Saved entries:
=====
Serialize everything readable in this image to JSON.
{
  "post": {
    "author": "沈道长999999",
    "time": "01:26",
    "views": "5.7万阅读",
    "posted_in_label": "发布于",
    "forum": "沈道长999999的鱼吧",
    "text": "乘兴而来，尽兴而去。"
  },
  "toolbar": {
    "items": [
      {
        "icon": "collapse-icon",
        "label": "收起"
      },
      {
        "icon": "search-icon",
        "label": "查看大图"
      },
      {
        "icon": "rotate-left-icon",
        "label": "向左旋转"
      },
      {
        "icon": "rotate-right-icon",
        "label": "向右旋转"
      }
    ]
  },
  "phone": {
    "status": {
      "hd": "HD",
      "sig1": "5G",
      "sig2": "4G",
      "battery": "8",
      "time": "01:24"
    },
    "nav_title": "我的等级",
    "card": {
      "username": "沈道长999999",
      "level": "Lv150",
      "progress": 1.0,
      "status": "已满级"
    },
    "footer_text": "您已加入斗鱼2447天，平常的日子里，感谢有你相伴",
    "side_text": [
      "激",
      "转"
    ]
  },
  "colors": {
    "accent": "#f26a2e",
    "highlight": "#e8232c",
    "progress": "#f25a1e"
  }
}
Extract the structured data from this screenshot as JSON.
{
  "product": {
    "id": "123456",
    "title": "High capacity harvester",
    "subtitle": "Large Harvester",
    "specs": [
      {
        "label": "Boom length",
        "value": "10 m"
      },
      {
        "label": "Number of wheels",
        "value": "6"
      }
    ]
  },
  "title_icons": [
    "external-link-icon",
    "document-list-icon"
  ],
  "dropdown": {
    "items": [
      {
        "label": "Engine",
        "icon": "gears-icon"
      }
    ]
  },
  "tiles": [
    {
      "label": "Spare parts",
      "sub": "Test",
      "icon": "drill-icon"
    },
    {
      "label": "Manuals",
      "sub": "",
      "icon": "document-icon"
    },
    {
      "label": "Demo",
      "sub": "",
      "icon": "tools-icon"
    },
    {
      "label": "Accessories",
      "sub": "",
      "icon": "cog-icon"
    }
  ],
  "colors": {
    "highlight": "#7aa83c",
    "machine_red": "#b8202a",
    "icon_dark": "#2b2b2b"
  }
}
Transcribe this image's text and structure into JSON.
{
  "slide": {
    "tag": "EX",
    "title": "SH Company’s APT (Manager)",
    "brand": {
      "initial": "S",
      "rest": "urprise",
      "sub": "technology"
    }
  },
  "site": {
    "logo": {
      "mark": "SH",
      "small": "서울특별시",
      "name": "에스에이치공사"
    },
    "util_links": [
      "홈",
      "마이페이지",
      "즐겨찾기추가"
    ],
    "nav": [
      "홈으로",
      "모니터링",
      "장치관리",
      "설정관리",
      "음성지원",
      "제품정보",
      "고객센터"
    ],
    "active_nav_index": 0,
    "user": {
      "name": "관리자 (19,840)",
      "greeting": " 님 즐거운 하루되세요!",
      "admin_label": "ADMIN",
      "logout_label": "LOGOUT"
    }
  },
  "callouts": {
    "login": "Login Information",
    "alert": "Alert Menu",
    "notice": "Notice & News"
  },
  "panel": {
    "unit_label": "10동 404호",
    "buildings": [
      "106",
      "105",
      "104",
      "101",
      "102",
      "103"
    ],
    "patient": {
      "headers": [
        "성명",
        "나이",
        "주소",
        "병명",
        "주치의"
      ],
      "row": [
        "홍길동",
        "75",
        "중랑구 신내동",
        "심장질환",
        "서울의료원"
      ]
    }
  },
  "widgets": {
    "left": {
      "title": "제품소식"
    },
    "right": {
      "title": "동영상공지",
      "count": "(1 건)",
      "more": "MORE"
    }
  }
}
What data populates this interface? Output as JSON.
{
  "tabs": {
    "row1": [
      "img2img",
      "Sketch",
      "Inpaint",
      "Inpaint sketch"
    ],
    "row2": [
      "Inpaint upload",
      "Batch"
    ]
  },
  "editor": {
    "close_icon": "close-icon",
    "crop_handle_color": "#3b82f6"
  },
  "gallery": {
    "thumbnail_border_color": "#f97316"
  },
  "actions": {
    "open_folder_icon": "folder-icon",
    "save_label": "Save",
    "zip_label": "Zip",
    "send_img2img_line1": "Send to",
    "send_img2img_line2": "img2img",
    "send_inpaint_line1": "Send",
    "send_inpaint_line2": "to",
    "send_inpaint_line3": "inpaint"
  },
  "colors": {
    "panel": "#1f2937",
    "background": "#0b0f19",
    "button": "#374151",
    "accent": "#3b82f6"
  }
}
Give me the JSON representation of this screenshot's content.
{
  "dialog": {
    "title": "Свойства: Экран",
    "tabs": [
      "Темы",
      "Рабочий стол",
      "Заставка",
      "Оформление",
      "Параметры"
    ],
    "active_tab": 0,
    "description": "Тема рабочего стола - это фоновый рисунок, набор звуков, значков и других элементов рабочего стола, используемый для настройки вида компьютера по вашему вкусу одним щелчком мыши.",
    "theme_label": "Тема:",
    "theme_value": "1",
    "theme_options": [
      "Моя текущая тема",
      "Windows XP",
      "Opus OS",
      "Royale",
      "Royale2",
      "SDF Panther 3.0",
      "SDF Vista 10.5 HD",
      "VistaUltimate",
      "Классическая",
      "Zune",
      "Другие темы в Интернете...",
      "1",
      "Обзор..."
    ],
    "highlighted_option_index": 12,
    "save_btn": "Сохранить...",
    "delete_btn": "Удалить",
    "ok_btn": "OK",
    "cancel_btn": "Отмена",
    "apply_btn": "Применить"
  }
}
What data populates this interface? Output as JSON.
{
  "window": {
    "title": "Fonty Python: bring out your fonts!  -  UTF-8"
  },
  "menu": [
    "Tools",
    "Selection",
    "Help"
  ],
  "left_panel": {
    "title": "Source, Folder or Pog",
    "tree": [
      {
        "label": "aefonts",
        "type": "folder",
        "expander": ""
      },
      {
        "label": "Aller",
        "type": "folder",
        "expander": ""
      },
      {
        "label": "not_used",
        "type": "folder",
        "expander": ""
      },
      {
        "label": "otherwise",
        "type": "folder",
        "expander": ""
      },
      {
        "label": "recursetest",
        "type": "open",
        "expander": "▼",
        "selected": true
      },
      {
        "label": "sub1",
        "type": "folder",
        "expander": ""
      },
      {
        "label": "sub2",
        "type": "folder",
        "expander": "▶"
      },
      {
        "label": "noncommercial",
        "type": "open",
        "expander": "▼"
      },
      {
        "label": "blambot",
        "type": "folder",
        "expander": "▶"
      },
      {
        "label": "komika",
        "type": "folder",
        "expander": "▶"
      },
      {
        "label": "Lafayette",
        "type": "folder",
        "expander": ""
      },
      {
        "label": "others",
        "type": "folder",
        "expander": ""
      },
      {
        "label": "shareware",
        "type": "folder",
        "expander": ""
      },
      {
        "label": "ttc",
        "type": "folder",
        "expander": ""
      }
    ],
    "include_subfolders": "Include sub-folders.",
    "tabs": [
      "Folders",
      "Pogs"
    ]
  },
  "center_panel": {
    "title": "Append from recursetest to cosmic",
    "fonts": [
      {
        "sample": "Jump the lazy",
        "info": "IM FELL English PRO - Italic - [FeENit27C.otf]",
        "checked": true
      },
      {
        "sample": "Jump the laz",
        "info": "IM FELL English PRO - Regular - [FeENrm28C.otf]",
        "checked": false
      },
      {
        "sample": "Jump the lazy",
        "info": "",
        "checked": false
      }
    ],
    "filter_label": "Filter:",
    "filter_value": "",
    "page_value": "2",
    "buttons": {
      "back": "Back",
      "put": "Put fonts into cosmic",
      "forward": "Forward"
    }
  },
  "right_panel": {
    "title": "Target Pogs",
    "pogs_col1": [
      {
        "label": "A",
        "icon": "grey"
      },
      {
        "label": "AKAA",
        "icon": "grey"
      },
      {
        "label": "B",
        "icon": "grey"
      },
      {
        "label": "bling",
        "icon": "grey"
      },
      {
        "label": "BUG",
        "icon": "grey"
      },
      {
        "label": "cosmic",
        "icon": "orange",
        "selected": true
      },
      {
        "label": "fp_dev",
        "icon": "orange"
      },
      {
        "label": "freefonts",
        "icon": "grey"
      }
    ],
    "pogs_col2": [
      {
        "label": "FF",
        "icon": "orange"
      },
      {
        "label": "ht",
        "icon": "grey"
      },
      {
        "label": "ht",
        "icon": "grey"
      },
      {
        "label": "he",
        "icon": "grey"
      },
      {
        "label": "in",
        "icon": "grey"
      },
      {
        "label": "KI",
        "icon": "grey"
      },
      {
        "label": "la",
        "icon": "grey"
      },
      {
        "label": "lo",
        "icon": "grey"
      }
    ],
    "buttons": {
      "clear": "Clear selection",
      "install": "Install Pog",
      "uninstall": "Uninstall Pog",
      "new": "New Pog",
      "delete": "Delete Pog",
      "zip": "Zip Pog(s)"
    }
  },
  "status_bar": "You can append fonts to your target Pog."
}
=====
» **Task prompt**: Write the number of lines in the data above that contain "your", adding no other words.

» **Response to the exercise**: 2